Exercise input:
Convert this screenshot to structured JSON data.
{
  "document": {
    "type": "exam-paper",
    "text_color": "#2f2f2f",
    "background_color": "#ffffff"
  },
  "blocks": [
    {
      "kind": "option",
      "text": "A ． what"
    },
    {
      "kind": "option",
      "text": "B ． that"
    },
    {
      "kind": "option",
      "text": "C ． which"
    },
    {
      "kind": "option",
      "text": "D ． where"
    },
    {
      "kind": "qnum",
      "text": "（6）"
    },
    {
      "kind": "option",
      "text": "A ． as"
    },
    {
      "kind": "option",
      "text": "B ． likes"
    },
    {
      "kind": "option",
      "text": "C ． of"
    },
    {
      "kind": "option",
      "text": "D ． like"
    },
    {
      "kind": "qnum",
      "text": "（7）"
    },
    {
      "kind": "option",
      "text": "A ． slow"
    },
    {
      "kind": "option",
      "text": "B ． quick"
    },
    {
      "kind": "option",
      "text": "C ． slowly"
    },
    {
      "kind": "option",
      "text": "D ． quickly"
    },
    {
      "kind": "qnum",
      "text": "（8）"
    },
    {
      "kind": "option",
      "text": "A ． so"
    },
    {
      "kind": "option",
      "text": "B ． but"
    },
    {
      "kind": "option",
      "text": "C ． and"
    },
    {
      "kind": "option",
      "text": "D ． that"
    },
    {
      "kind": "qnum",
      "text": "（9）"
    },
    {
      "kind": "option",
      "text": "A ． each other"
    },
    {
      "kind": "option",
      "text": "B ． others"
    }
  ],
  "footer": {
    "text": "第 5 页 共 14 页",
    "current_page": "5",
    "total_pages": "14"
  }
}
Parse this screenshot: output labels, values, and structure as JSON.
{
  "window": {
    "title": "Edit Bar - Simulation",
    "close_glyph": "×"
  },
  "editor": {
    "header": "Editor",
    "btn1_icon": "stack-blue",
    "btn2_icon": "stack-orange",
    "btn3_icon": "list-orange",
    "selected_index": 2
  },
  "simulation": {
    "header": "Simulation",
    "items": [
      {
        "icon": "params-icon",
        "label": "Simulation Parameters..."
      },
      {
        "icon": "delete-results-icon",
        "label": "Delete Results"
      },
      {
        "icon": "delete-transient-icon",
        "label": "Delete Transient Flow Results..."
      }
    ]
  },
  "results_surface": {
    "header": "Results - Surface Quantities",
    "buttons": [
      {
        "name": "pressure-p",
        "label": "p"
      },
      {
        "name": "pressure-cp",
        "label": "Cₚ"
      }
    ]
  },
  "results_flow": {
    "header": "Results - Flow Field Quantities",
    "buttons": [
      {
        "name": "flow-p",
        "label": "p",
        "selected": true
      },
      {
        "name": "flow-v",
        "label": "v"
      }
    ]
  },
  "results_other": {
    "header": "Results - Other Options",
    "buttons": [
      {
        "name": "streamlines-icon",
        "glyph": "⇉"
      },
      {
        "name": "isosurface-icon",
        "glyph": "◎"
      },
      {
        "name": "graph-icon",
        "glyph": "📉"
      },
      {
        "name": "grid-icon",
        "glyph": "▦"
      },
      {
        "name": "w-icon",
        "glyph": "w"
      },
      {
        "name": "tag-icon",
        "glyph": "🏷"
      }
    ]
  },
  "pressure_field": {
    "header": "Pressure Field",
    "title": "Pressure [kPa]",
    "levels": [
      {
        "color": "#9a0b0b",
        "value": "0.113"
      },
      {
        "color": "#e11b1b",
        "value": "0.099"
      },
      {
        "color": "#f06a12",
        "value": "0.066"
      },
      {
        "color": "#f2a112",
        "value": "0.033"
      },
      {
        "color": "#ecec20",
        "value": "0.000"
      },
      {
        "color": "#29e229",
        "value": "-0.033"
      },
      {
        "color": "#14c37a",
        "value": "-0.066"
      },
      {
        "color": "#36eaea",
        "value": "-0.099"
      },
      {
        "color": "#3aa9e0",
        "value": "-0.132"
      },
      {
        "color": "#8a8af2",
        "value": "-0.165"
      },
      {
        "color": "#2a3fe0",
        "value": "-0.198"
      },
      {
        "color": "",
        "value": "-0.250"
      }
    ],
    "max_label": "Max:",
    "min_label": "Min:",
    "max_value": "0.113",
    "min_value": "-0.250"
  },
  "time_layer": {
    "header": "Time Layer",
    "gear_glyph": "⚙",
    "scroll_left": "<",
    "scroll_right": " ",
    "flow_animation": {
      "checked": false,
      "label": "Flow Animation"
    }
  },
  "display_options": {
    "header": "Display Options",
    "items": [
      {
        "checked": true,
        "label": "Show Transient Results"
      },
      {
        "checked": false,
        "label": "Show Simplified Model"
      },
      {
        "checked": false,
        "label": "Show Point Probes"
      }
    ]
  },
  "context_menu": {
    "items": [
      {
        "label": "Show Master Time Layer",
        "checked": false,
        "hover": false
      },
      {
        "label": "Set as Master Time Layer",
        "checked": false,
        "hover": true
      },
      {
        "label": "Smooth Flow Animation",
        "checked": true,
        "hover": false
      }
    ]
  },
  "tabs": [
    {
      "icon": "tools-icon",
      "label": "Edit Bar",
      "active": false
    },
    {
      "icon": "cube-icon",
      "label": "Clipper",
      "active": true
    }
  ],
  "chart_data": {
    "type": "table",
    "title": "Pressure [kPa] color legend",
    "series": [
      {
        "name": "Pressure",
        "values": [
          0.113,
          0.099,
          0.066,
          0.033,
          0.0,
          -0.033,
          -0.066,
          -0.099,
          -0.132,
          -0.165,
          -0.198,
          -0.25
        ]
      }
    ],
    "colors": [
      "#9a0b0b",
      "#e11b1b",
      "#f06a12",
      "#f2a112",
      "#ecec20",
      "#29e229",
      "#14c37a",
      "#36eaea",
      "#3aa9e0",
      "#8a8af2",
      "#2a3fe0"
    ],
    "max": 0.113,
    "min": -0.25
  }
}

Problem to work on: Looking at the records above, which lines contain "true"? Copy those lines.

Reply:
        "selected": true
        "checked": true,
        "hover": true
        "checked": true,
      "active": true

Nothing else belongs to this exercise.